Accessibility Skip to Global Navigation Skip to Local Navigation Skip to Content Skip to Search Skip to Site Map Menu

Social events

Dinner venues

Staff Club Networking Dinner

Sunday 3 February 2019


Built in 1907 by Dunedin architect James Louis Salmond, the building was originally the home of the first University Dental School until it moved after the school was experiencing a steady growth in enrolments and patients to a new home in Great King Street, which opened in 1926. Once the Dental School moved out, it became the University’s Registry building for a quarter of a century until the Registry moved to the Clocktower.

In 1966, the Otago Law School moved into the premises, with the law library downstairs, and lecture rooms and offices upstairs. However, just like the Dental School, the Law School roll grew rapidly, from just 161 law students and three full-time academic staff in 1966, to 471 students and 12 full-time staff 10 years later.

They moved to the Richardson Building (originally called the Hocken building) in 1980. Finally, the building became the Staff Club.
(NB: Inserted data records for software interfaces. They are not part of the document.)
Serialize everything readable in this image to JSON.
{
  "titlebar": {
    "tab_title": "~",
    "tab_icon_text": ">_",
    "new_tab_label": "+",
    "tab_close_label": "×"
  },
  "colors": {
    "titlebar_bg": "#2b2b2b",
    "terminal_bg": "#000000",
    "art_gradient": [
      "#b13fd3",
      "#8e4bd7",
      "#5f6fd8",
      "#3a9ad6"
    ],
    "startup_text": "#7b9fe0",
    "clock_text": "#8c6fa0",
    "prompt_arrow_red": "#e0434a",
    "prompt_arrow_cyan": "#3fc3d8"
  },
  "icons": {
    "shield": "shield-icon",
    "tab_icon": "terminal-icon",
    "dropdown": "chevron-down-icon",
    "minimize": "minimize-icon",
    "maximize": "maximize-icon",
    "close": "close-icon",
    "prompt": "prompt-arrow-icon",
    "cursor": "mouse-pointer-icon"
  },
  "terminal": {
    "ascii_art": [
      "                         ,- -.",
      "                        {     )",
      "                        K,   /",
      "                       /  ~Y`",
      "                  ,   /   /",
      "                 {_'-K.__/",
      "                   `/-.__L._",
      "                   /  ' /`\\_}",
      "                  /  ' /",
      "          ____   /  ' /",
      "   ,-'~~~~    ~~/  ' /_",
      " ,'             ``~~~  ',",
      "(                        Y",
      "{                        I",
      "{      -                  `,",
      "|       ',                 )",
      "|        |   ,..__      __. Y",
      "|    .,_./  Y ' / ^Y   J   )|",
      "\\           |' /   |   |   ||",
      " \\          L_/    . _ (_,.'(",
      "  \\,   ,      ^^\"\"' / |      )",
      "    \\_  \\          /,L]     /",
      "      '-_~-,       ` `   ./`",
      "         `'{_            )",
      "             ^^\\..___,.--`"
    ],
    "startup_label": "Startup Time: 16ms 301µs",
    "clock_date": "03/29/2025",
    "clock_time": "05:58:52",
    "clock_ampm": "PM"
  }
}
The building was converted into a club for both formal and informal gatherings, with the Gallery Restaurant, Leith board room and billiard room downstairs, and the large café and dining venue upstairs, complete with a balcony overlooking the Leith river for sunny days. The significance of the Staff Club building has been recognised with Heritage New Zealand (formerly the New Zealand Historic Places Trust) who listed it as an historical building in 1988.


St Margaret’s Dinner

Monday 4 February 2019


As one of the oldest residential colleges in New Zealand, St Margaret's has a long and proud history.

By 1911, the Anglican and Presbyterian Churches had established colleges for male students at the University of Otago but no accommodation was available for women. Identifying this need, a group of Presbyterian women established St Margaret’s College "for the glory of God and the promotion of His Kingdom, the advancement of sound learning and the care and protection of women students."

The College housed some of the first New Zealand women university students. In 1981, the College became co-educational. Since these early beginnings, the College has kept abreast of educational and social needs, and developed its facilities accordingly.

Many of the College’s former Members hold important positions in many locations around the world.